· Changes in porin channels (through mutations and decrease in number) through which beta-lactams and other antibiotics diffuse into cells,
· Overexpression of efflux pumps which occurs post-exposure and pumps antibiotics out of cells14
As a result of its novel structure and mechanism of cell uptake, cefiderocol can overcome these three major mechanisms of CR.
Shionogi’s commitment to fighting antimicrobial resistance
Shionogi has a strong heritage in the field of anti-infectives and has been developing antimicrobial therapies for more than 60 years. Shionogi is proud to be one of the few large pharmaceutical companies that continues to focus on research and development in anti-infectives.

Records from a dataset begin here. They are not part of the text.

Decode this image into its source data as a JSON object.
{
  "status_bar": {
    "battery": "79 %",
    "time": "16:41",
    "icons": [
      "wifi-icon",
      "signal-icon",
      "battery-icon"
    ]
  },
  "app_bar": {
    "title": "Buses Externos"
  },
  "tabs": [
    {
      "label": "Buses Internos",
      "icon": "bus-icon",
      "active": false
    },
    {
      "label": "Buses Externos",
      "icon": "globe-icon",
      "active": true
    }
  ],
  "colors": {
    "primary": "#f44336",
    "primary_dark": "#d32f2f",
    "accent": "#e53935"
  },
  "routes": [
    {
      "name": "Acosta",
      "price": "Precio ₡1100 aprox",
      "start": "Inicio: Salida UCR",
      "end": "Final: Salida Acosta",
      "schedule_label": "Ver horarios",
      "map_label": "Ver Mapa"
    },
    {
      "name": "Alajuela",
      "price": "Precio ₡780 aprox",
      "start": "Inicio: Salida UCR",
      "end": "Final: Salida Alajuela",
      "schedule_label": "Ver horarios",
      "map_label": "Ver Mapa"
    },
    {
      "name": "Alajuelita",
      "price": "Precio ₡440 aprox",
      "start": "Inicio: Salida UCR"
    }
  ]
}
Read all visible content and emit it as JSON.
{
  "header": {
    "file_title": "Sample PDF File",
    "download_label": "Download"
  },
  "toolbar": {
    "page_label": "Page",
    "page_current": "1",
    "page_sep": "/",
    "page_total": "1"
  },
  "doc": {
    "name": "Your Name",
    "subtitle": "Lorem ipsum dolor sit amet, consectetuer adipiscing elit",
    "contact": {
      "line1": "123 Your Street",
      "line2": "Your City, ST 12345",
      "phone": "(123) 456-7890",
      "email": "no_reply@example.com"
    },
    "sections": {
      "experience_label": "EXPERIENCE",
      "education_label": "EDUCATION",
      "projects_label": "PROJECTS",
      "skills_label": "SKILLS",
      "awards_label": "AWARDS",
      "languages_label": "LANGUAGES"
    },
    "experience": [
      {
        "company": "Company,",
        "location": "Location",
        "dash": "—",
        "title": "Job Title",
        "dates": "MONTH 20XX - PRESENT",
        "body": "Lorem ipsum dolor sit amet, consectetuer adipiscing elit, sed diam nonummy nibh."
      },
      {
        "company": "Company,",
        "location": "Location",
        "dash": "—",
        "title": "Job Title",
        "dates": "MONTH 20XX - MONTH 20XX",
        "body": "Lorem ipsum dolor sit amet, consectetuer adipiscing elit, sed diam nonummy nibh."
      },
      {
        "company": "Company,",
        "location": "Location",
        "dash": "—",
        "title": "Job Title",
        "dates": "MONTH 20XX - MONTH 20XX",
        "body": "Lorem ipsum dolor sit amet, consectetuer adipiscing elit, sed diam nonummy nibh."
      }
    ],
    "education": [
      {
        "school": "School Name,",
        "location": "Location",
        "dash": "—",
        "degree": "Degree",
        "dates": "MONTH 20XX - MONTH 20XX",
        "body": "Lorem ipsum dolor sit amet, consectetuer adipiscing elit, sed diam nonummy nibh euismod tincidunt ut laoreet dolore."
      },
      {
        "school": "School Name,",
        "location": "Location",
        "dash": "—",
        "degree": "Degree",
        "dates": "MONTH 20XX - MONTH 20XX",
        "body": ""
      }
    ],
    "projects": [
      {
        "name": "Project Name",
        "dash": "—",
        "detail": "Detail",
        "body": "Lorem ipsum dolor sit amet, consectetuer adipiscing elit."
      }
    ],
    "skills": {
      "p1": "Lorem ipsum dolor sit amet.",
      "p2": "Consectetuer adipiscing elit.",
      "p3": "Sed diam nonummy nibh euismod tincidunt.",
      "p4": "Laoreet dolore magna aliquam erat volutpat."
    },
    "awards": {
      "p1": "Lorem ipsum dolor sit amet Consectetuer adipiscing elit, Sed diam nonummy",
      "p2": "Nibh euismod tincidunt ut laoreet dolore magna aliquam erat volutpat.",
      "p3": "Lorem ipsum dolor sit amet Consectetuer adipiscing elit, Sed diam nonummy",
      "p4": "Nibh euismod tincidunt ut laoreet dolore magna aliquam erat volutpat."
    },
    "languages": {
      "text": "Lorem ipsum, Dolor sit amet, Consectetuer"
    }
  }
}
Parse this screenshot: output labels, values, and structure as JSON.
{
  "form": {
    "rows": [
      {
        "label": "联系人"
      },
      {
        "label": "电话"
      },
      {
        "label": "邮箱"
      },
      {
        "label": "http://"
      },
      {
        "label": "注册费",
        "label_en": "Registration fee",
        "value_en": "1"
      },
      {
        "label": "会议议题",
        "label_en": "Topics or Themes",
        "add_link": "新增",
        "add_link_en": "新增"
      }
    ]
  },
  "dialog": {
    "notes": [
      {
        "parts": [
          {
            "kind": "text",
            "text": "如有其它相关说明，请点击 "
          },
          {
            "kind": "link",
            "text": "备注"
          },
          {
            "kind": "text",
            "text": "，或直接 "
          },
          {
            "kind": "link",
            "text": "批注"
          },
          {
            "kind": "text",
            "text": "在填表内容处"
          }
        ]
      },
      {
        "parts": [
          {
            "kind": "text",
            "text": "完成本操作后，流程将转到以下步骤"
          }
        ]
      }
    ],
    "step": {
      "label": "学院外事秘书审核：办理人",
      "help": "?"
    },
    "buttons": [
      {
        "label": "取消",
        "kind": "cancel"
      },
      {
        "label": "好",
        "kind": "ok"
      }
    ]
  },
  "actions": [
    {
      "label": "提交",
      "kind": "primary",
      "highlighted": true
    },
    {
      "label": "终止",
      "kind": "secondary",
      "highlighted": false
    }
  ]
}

The company invests the highest proportion of its pharmaceutical revenues in relevant anti-infectives R&D compared to other large pharmaceutical companies.15
Shionogi & Co., Ltd. is a 142-year-old global, research driven pharmaceutical company headquartered in Osaka, Japan, that is dedicated to bringing benefits to patients based on its corporate philosophy of “supplying the best possible medicine to protect the health and wellbeing of the patients we serve.” The company currently markets products in several therapeutic areas including anti-infectives, pain, CNS disorders, cardiovascular diseases and gastroenterology. Shionogi’s research and development currently target two therapeutic areas: infectious diseases, and pain/CNS disorders.
For more information on Shionogi & Co., Ltd., please visit http://www.shionogi.co.jp/en/.
Shionogi B.V. is the European headquarters of Shionogi & Co., Ltd. For more information on Shionogi B.V., please visit www.shionogi.eu.
- Shionogi & Co., Ltd
- Shionogi & Co., Ltd